* [What to work on]: Write each line below back out exactly, omitting its pictures.

* [Material shown]:
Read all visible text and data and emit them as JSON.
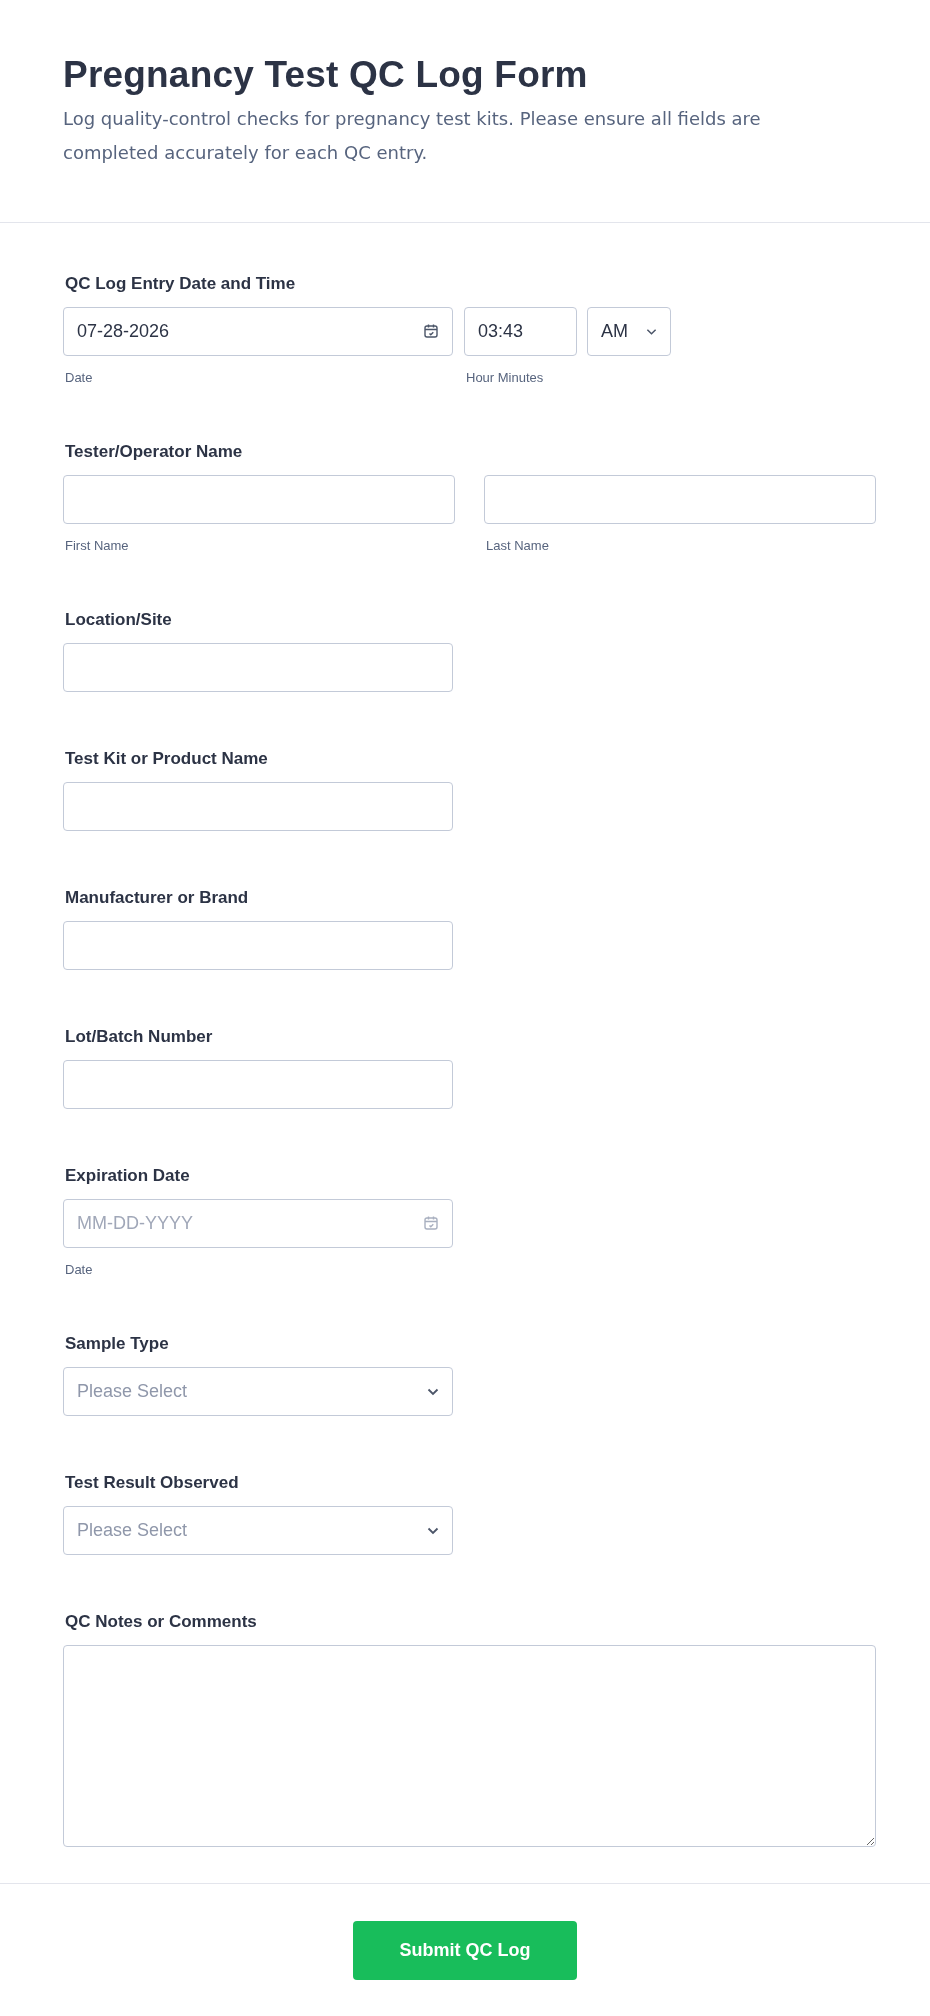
{
  "header": {
    "title": "Pregnancy Test QC Log Form",
    "description": "Log quality-control checks for pregnancy test kits. Please ensure all fields are completed accurately for each QC entry."
  },
  "fields": [
    {
      "kind": "datetime",
      "label": "QC Log Entry Date and Time",
      "date": {
        "value": "07-28-2026",
        "sublabel": "Date"
      },
      "time": {
        "value": "03:43",
        "sublabel": "Hour Minutes"
      },
      "ampm": "AM"
    },
    {
      "kind": "name",
      "label": "Tester/Operator Name",
      "parts": [
        {
          "sublabel": "First Name"
        },
        {
          "sublabel": "Last Name"
        }
      ]
    },
    {
      "kind": "text",
      "label": "Location/Site"
    },
    {
      "kind": "text",
      "label": "Test Kit or Product Name"
    },
    {
      "kind": "text",
      "label": "Manufacturer or Brand"
    },
    {
      "kind": "text",
      "label": "Lot/Batch Number"
    },
    {
      "kind": "date",
      "label": "Expiration Date",
      "placeholder": "MM-DD-YYYY",
      "sublabel": "Date"
    },
    {
      "kind": "select",
      "label": "Sample Type",
      "placeholder": "Please Select"
    },
    {
      "kind": "select",
      "label": "Test Result Observed",
      "placeholder": "Please Select"
    },
    {
      "kind": "textarea",
      "label": "QC Notes or Comments"
    }
  ],
  "submit": "Submit QC Log"
}
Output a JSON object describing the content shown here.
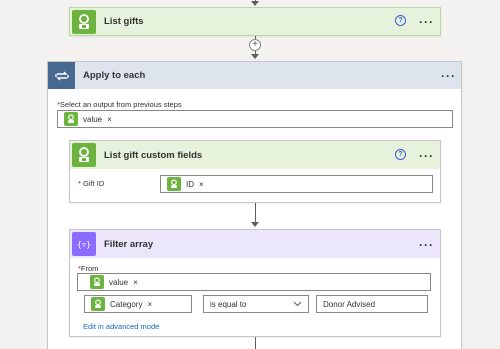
{
  "colors": {
    "accent_green": "#6cb33f",
    "apply_header": "#dee4ed",
    "apply_icon": "#486991",
    "filter_header": "#ece6fa",
    "filter_icon": "#8c6cff",
    "link": "#0f6cbd",
    "required": "#a4262c"
  },
  "list_gifts": {
    "title": "List gifts",
    "help": "?",
    "more": "···"
  },
  "add_step": {
    "symbol": "+"
  },
  "apply_to_each": {
    "title": "Apply to each",
    "more": "···",
    "select_label": "Select an output from previous steps",
    "required_mark": "*",
    "token": {
      "label": "value",
      "remove": "×"
    }
  },
  "list_custom_fields": {
    "title": "List gift custom fields",
    "help": "?",
    "more": "···",
    "gift_id_label": "Gift ID",
    "required_mark": "*",
    "token": {
      "label": "ID",
      "remove": "×"
    }
  },
  "filter_array": {
    "title": "Filter array",
    "icon_glyph": "{▿}",
    "more": "···",
    "from_label": "From",
    "required_mark": "*",
    "from_token": {
      "label": "value",
      "remove": "×"
    },
    "condition": {
      "left_token": {
        "label": "Category",
        "remove": "×"
      },
      "operator": "is equal to",
      "right_value": "Donor Advised"
    },
    "advanced_link": "Edit in advanced mode"
  }
}
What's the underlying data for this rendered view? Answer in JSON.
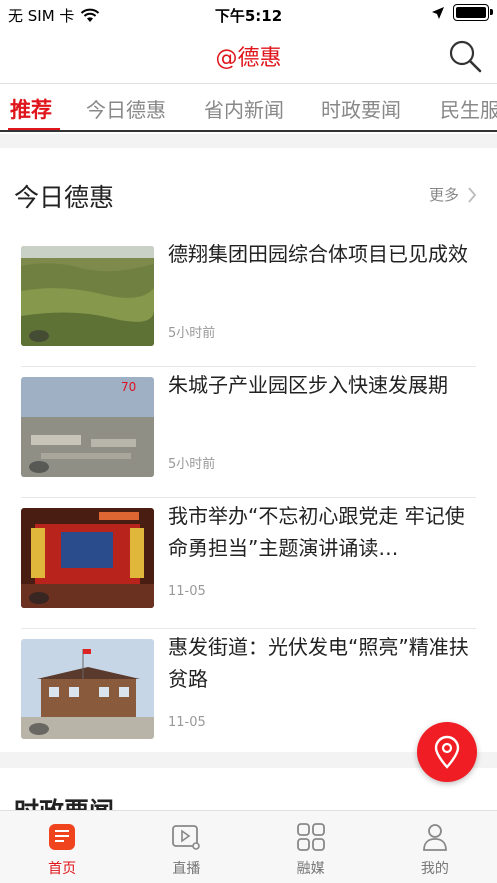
{
  "status_bar": {
    "carrier": "无 SIM 卡",
    "time": "下午5:12",
    "icons": [
      "wifi-icon",
      "location-arrow-icon",
      "battery-icon"
    ]
  },
  "nav": {
    "title": "@德惠",
    "search_icon": "search-icon"
  },
  "tabs": [
    {
      "label": "推荐",
      "active": true
    },
    {
      "label": "今日德惠",
      "active": false
    },
    {
      "label": "省内新闻",
      "active": false
    },
    {
      "label": "时政要闻",
      "active": false
    },
    {
      "label": "民生服",
      "active": false
    }
  ],
  "section": {
    "title": "今日德惠",
    "more_label": "更多"
  },
  "news": [
    {
      "title": "德翔集团田园综合体项目已见成效",
      "time": "5小时前",
      "thumb": "field-photo"
    },
    {
      "title": "朱城子产业园区步入快速发展期",
      "time": "5小时前",
      "thumb": "aerial-photo"
    },
    {
      "title": "我市举办“不忘初心跟党走 牢记使命勇担当”主题演讲诵读…",
      "time": "11-05",
      "thumb": "stage-photo"
    },
    {
      "title": "惠发街道：光伏发电“照亮”精准扶贫路",
      "time": "11-05",
      "thumb": "building-photo"
    }
  ],
  "section2_title": "时政要闻",
  "fab_icon": "location-pin-icon",
  "tabbar": [
    {
      "label": "首页",
      "icon": "news-icon",
      "active": true
    },
    {
      "label": "直播",
      "icon": "live-video-icon",
      "active": false
    },
    {
      "label": "融媒",
      "icon": "grid-icon",
      "active": false
    },
    {
      "label": "我的",
      "icon": "user-icon",
      "active": false
    }
  ],
  "colors": {
    "accent": "#e0151b",
    "fab": "#f01e24"
  }
}
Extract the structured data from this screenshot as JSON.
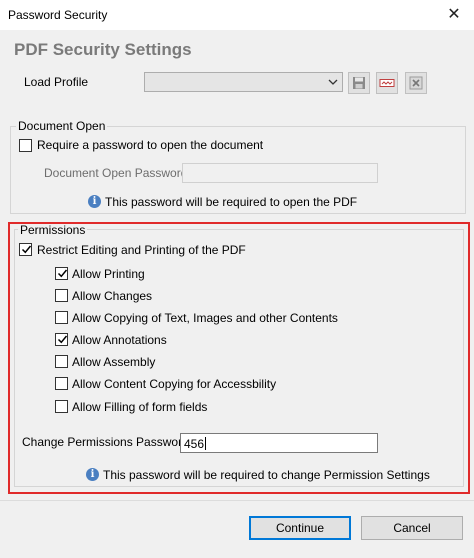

* [Response to the task]:
Read all visible text and data and emit them as JSON.
{
  "header": {
    "title": "Pregnancy Test QC Log Form",
    "description": "Log quality-control checks for pregnancy test kits. Please ensure all fields are completed accurately for each QC entry."
  },
  "fields": [
    {
      "kind": "datetime",
      "label": "QC Log Entry Date and Time",
      "date": {
        "value": "07-28-2026",
        "sublabel": "Date"
      },
      "time": {
        "value": "03:43",
        "sublabel": "Hour Minutes"
      },
      "ampm": "AM"
    },
    {
      "kind": "name",
      "label": "Tester/Operator Name",
      "parts": [
        {
          "sublabel": "First Name"
        },
        {
          "sublabel": "Last Name"
        }
      ]
    },
    {
      "kind": "text",
      "label": "Location/Site"
    },
    {
      "kind": "text",
      "label": "Test Kit or Product Name"
    },
    {
      "kind": "text",
      "label": "Manufacturer or Brand"
    },
    {
      "kind": "text",
      "label": "Lot/Batch Number"
    },
    {
      "kind": "date",
      "label": "Expiration Date",
      "placeholder": "MM-DD-YYYY",
      "sublabel": "Date"
    },
    {
      "kind": "select",
      "label": "Sample Type",
      "placeholder": "Please Select"
    },
    {
      "kind": "select",
      "label": "Test Result Observed",
      "placeholder": "Please Select"
    },
    {
      "kind": "textarea",
      "label": "QC Notes or Comments"
    }
  ],
  "submit": "Submit QC Log"
}
Output a JSON object describing the content shown here.
{
  "colors": {
    "accent_green": "#6cb33f",
    "apply_header": "#dee4ed",
    "apply_icon": "#486991",
    "filter_header": "#ece6fa",
    "filter_icon": "#8c6cff",
    "link": "#0f6cbd",
    "required": "#a4262c"
  },
  "list_gifts": {
    "title": "List gifts",
    "help": "?",
    "more": "···"
  },
  "add_step": {
    "symbol": "+"
  },
  "apply_to_each": {
    "title": "Apply to each",
    "more": "···",
    "select_label": "Select an output from previous steps",
    "required_mark": "*",
    "token": {
      "label": "value",
      "remove": "×"
    }
  },
  "list_custom_fields": {
    "title": "List gift custom fields",
    "help": "?",
    "more": "···",
    "gift_id_label": "Gift ID",
    "required_mark": "*",
    "token": {
      "label": "ID",
      "remove": "×"
    }
  },
  "filter_array": {
    "title": "Filter array",
    "icon_glyph": "{▿}",
    "more": "···",
    "from_label": "From",
    "required_mark": "*",
    "from_token": {
      "label": "value",
      "remove": "×"
    },
    "condition": {
      "left_token": {
        "label": "Category",
        "remove": "×"
      },
      "operator": "is equal to",
      "right_value": "Donor Advised"
    },
    "advanced_link": "Edit in advanced mode"
  }
}
What's the underlying data for this rendered view? Answer in JSON.
{
  "status_bar": {
    "carrier": "无 SIM 卡",
    "time": "下午5:12",
    "icons": [
      "wifi-icon",
      "location-arrow-icon",
      "battery-icon"
    ]
  },
  "nav": {
    "title": "@德惠",
    "search_icon": "search-icon"
  },
  "tabs": [
    {
      "label": "推荐",
      "active": true
    },
    {
      "label": "今日德惠",
      "active": false
    },
    {
      "label": "省内新闻",
      "active": false
    },
    {
      "label": "时政要闻",
      "active": false
    },
    {
      "label": "民生服",
      "active": false
    }
  ],
  "section": {
    "title": "今日德惠",
    "more_label": "更多"
  },
  "news": [
    {
      "title": "德翔集团田园综合体项目已见成效",
      "time": "5小时前",
      "thumb": "field-photo"
    },
    {
      "title": "朱城子产业园区步入快速发展期",
      "time": "5小时前",
      "thumb": "aerial-photo"
    },
    {
      "title": "我市举办“不忘初心跟党走 牢记使命勇担当”主题演讲诵读…",
      "time": "11-05",
      "thumb": "stage-photo"
    },
    {
      "title": "惠发街道：光伏发电“照亮”精准扶贫路",
      "time": "11-05",
      "thumb": "building-photo"
    }
  ],
  "section2_title": "时政要闻",
  "fab_icon": "location-pin-icon",
  "tabbar": [
    {
      "label": "首页",
      "icon": "news-icon",
      "active": true
    },
    {
      "label": "直播",
      "icon": "live-video-icon",
      "active": false
    },
    {
      "label": "融媒",
      "icon": "grid-icon",
      "active": false
    },
    {
      "label": "我的",
      "icon": "user-icon",
      "active": false
    }
  ],
  "colors": {
    "accent": "#e0151b",
    "fab": "#f01e24"
  }
}
Extract the structured data from this screenshot as JSON.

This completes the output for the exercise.